After their Anderlecht collapse, Arsenal surrendered a lead once more as they lost 2-1 at Swansea on Sunday. Sarah Winterburn wonders why Arsene Wenger has failed to address the team's defensive problems...
Monday 10 November 2014 09:25, UK
'Can we sub you for a bowl of actual nachos?' was one of the questions prompted by an #askMonreal Twitter takeover poorly timed for two days after the Gunners contrived to throw away a 3-0 lead against Anderlecht.
An excellent question, yes, but it would seem rather more pertinent to #askWenger what on earth Nacho Monreal was doing at centre-back in the first place against Wilfried Bony and then substitute Bafetimbi Gomis as the Gunners lost at Swansea on Sunday.
That question has two sub-sections - the first an oft-asked and never-adequately-answered question about why Arsene Wenger would think it is acceptable to start the season with only two senior specialist centre-halves.
Any hope Arsenal had of mounting a title challenge this season appeared to hinge upon the recruitment of an additional centre-back. But the arrival of a Daniel Agger, a Ron Vlaar or indeed anyone to supplement their defensive numbers never came.
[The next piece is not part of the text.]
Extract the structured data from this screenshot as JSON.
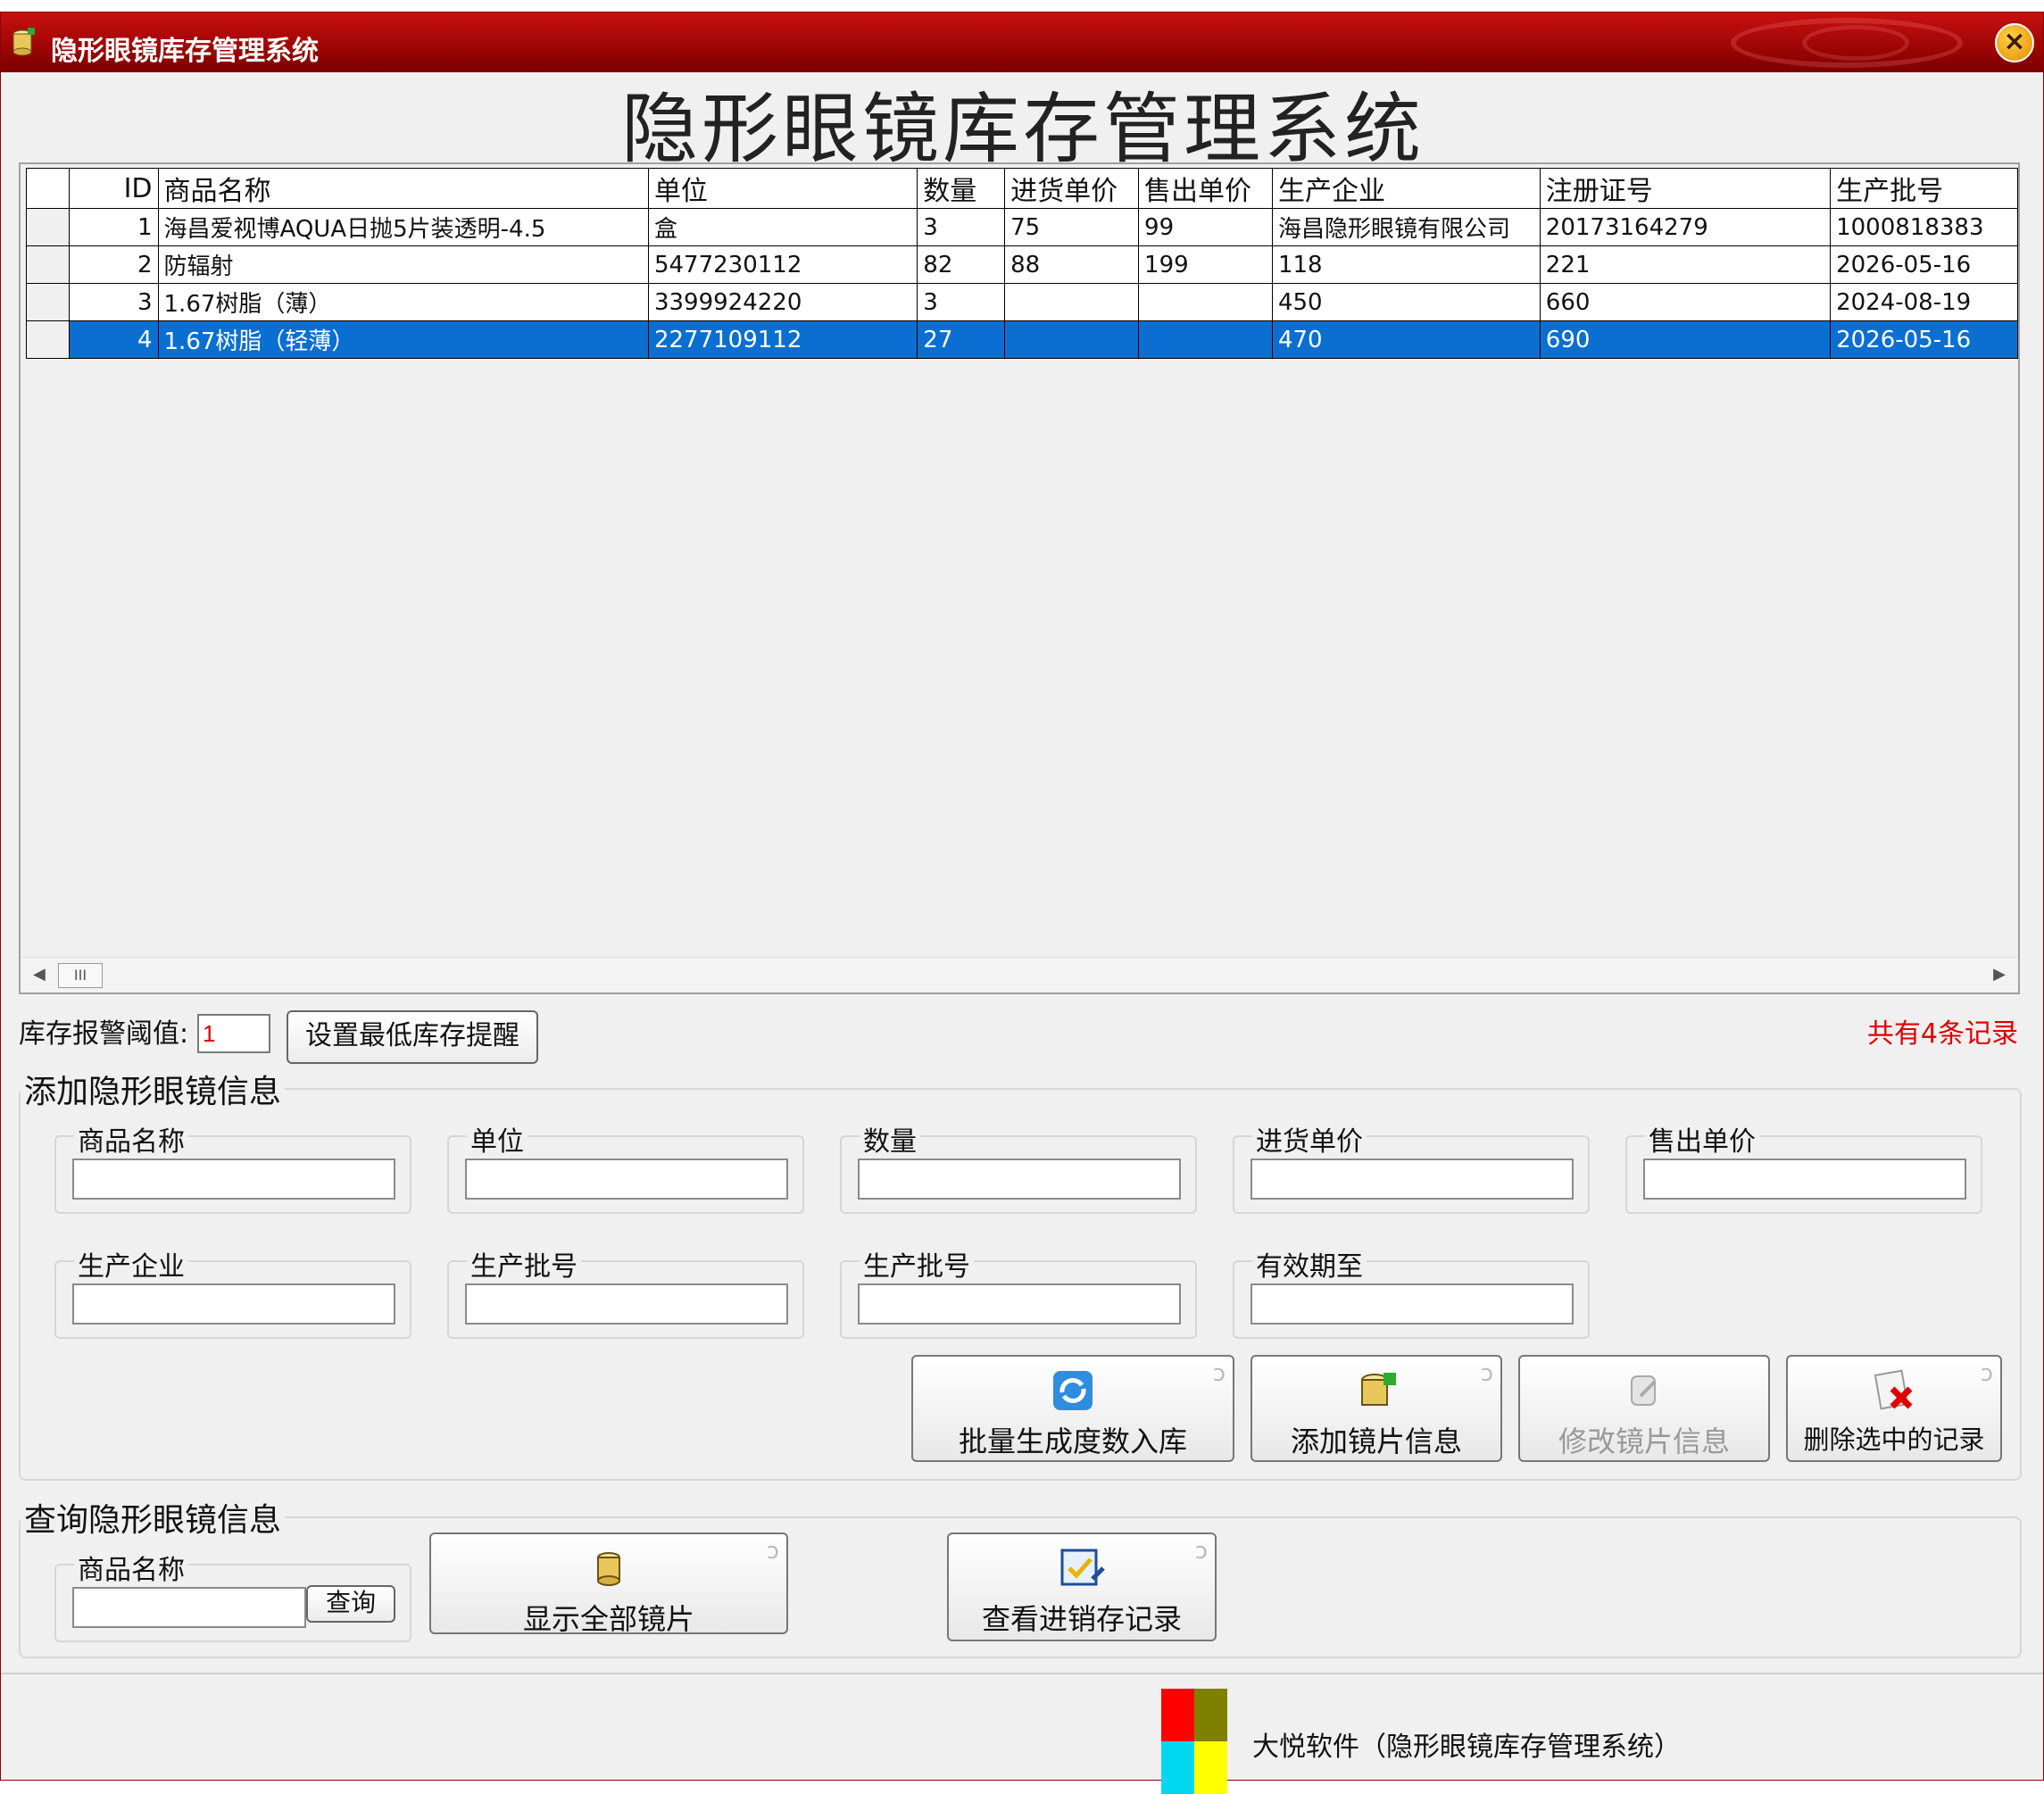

The other sub-section is a more pertinent question about this challenge, this week. There has been plenty of evidence (the 3-3 v Anderlecht, the 2-2 v Hull) that Monreal is no centre-back and yet Wenger persisted with the Spaniard against a team with height and physicality up front.
Swansea had not scored from a header this season in the Premier League before Sunday; they had not played against Monreal in the Premier League before Sunday.
Monreal did not win a single aerial challenge against Swansea - the last one he lost cost Arsenal a point - but it seems ridiculous to blame the left-back playing at centre-back thanks to a series of poor decisions from his manager.
Compounding the situation was the absolute roasting given to Calum Chambers by Swansea winger Jefferson Montero, who made him look like a lumbering centre-half playing out of position.
Actually, make that a 'tall, lumbering centre-half playing out of position' who really should have been standing alongside Per Mertesacker, given his height and thus not giving Swansea such an easy target to exploit.
Moreover, Hector Bellerin - the man who has taken Theo Walcott's club 40m sprint record - was sat on the bench rather than matching Montero stride for stride. A line-up that made little sense when it emerged at 3pm, made even less sense at 5.37pm when Montero got past Chambers again and Monreal was beaten in the air once again.
As always, there were things to admire about Arsenal and their goal was a stunning demonstration of counter-attacking football finished by the irresistible Alexis Sanchez. But what must he be thinking when all their attacking verve is forgotten in yet another discussion about their manager's negligence both this summer and this week? What a waste.
A version of this article originally appeared on Football365